The surface of Mars is filled with unique and fascinating features, such as “dragon scales” and striking structures such as giant footprint-shaped craters. Scientists are still wondering how some of these absurd traces appear, some of which are thought to have been caused by volcanic eruptions that sent lava to the surface of Mars and left a flowing structural scar on the surface. But a new study suggests that some of these flows may not be caused by classic volcanic activity. Instead, they are more likely to be formed by “sedimentary volcanoes” and mud volcanoes, which sounds exciting, but not as dramatic and explosive as their fellow flamboyant rock.

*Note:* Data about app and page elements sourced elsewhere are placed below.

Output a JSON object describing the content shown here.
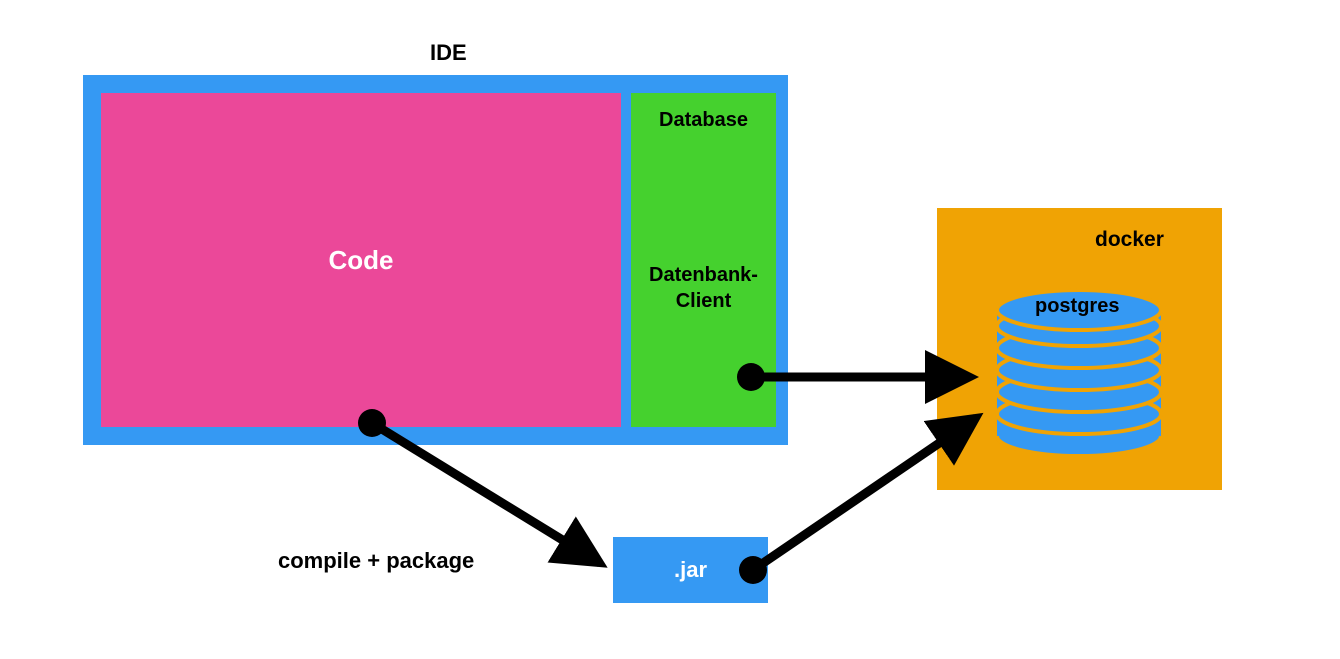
{
  "labels": {
    "ide": "IDE",
    "code": "Code",
    "database": "Database",
    "db_client": "Datenbank-Client",
    "jar": ".jar",
    "docker": "docker",
    "postgres": "postgres",
    "compile_package": "compile + package"
  },
  "colors": {
    "blue": "#3599f3",
    "pink": "#eb4899",
    "green": "#45d12e",
    "orange": "#f0a304",
    "black": "#000000"
  },
  "diagram": {
    "nodes": [
      {
        "id": "ide",
        "type": "container"
      },
      {
        "id": "code",
        "type": "box",
        "parent": "ide"
      },
      {
        "id": "database_client",
        "type": "box",
        "parent": "ide"
      },
      {
        "id": "jar",
        "type": "box"
      },
      {
        "id": "docker",
        "type": "container"
      },
      {
        "id": "postgres",
        "type": "database",
        "parent": "docker"
      }
    ],
    "edges": [
      {
        "from": "code",
        "to": "jar",
        "label": "compile + package"
      },
      {
        "from": "database_client",
        "to": "postgres"
      },
      {
        "from": "jar",
        "to": "postgres"
      }
    ]
  }
}
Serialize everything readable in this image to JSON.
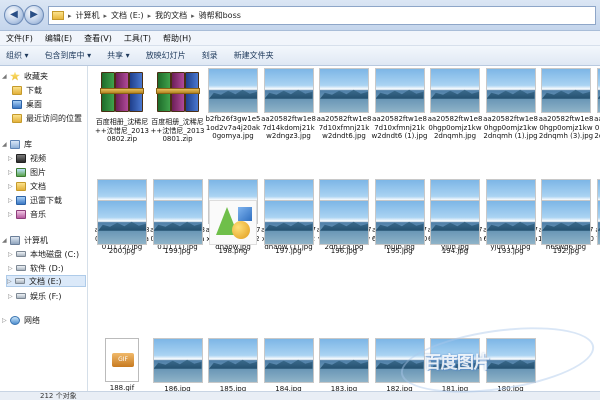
{
  "address": {
    "crumbs": [
      "计算机",
      "文档 (E:)",
      "我的文档",
      "骑帮和boss"
    ]
  },
  "menu": [
    "文件(F)",
    "编辑(E)",
    "查看(V)",
    "工具(T)",
    "帮助(H)"
  ],
  "toolbar": [
    "组织 ▾",
    "包含到库中 ▾",
    "共享 ▾",
    "放映幻灯片",
    "刻录",
    "新建文件夹"
  ],
  "nav": {
    "favorites": "收藏夹",
    "favorite_items": [
      "下载",
      "桌面",
      "最近访问的位置"
    ],
    "libraries": "库",
    "library_items": [
      "视频",
      "图片",
      "文档",
      "迅雷下载",
      "音乐"
    ],
    "computer": "计算机",
    "drives": [
      "本地磁盘 (C:)",
      "软件 (D:)",
      "文档 (E:)",
      "娱乐 (F:)"
    ],
    "network": "网络"
  },
  "files": [
    {
      "name": "百度相册_沈稀尼++沈惜尼_20130802.zip",
      "type": "zip"
    },
    {
      "name": "百度相册_沈稀尼++沈惜尼_20130801.zip",
      "type": "zip"
    },
    {
      "name": "b2fb26f3gw1e51od2v7a4j20ak0gomya.jpg",
      "type": "jpg"
    },
    {
      "name": "aa20582ftw1e87d14kdomj21kw2dngz3.jpg",
      "type": "jpg"
    },
    {
      "name": "aa20582ftw1e87d10xfmnj21kw2dndt6.jpg",
      "type": "jpg"
    },
    {
      "name": "aa20582ftw1e87d10xfmnj21kw2dndt6 (1).jpg",
      "type": "jpg"
    },
    {
      "name": "aa20582ftw1e80hgp0omjz1kw2dnqmh.jpg",
      "type": "jpg"
    },
    {
      "name": "aa20582ftw1e80hgp0omjz1kw2dnqmh (1).jpg",
      "type": "jpg"
    },
    {
      "name": "aa20582ftw1e80hgp0omjz1kw2dnqmh (3).jpg",
      "type": "jpg"
    },
    {
      "name": "aa20582ftw1e80hgp0omjz1kw2dnqmh (2).jpg",
      "type": "jpg"
    },
    {
      "name": "aa20582ftw1e80hglojl5j21j02a01l1 (2).jpg",
      "type": "jpg"
    },
    {
      "name": "aa20582ftw1e80hglojl5j21j02a01l1 (1).jpg",
      "type": "jpg"
    },
    {
      "name": "aa20582ftw1e7xzfq3rlxj21kw2dnaow.jpg",
      "type": "jpg"
    },
    {
      "name": "aa20582ftw1e7xzfq3rlxj21kw2dnaow (1).jpg",
      "type": "jpg"
    },
    {
      "name": "aa20582ftw1e7vusjc83bj21kw2dn1ca.jpg",
      "type": "jpg"
    },
    {
      "name": "aa20582ftw1e76pl99281j20fp0mujb.jpg",
      "type": "jpg"
    },
    {
      "name": "aa20582ftw1e76pl7dr]j20gu0nyjun.jpg",
      "type": "jpg"
    },
    {
      "name": "aa20582ftw1e76pl7dr]j20gu0nyjun (1).jpg",
      "type": "jpg"
    },
    {
      "name": "aa20582ftw1e71z5jd3b2j20dc0h6swg6.jpg",
      "type": "jpg"
    },
    {
      "name": "aa20582fgw1e754yciyk6j21kw27kat9.jpg",
      "type": "jpg"
    },
    {
      "name": "200.jpg",
      "type": "jpg"
    },
    {
      "name": "199.jpg",
      "type": "jpg"
    },
    {
      "name": "198.png",
      "type": "png"
    },
    {
      "name": "197.jpg",
      "type": "jpg"
    },
    {
      "name": "196.jpg",
      "type": "jpg"
    },
    {
      "name": "195.jpg",
      "type": "jpg"
    },
    {
      "name": "194.jpg",
      "type": "jpg"
    },
    {
      "name": "193.jpg",
      "type": "jpg"
    },
    {
      "name": "192.jpg",
      "type": "jpg"
    },
    {
      "name": "189.jpg",
      "type": "jpg"
    },
    {
      "name": "188.gif",
      "type": "gif"
    },
    {
      "name": "186.jpg",
      "type": "jpg"
    },
    {
      "name": "185.jpg",
      "type": "jpg"
    },
    {
      "name": "184.jpg",
      "type": "jpg"
    },
    {
      "name": "183.jpg",
      "type": "jpg"
    },
    {
      "name": "182.jpg",
      "type": "jpg"
    },
    {
      "name": "181.jpg",
      "type": "jpg"
    },
    {
      "name": "180.jpg",
      "type": "jpg"
    }
  ],
  "gif_badge": "GIF",
  "status": "212 个对象",
  "watermark": "百度图片"
}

The study, published Monday in the journal Nature Geoscience, used the Mars Chamber, a purpose-built vacuum chamber that recreates Martian conditions, similar to deep-sea submersibles. The vacuum chamber is cooled to around -30 degrees Celsius (-20 degrees Fahrenheit) and the pressure is reduced to replicate the thin atmosphere on Mars. Since the Mars Chamber does not allow consideration of Mars’ gravity, it may affect the results, so it is not possible to replicate the exact conditions of Mars.
After locking the condition, the mud was poured, and the researchers analyzed how the mud moved along the slope placed inside the cabin. The mud soon froze and began to pile up like a soft ice cream, forming a bumpy pile of mud and a crack. Mud volcanoes on the surface of Mars may allow similar phenomena to occur. The mud volcano is not so much a huge, towering structure as a pool on the ground, where mud is forced down from miles.
The team also looked at how mud flows under Earth-like conditions, and compared it, and found that their experimental mud flow did not freeze on the land surface, but flowed down the hillside, like melting ice cream. The team concluded that lava and mud flows on Mars could form similar structures on the surface of Mars. They came up with the idea that some similar lava flows might be made up of past mud and suggested that some similar lava flows should be re-evaluated.
New evidence suggests that these structures on the surface of Mars may be formed by cooled lava or rapidly solidified mud, which coincides with previously discovered “mud volcanoes”, which have been observed by space agencies such as NASA and ESA, suggestfluids beneath the surface. Will the mud have anything to do with the potential of life on the Red Planet? Well, in 2017, NASA’s Curiosity rover discovered and imaged a mud crack in the Gale Roundabout, suggesting that the planet had a watery past.
If the observed flow is based on mud, it may point to the possibility that the organic molecules needed for life are hidden beneath the surface of Mars. NASA will launch a new rover, The Perseverance, in July to look for signs of life on Mars.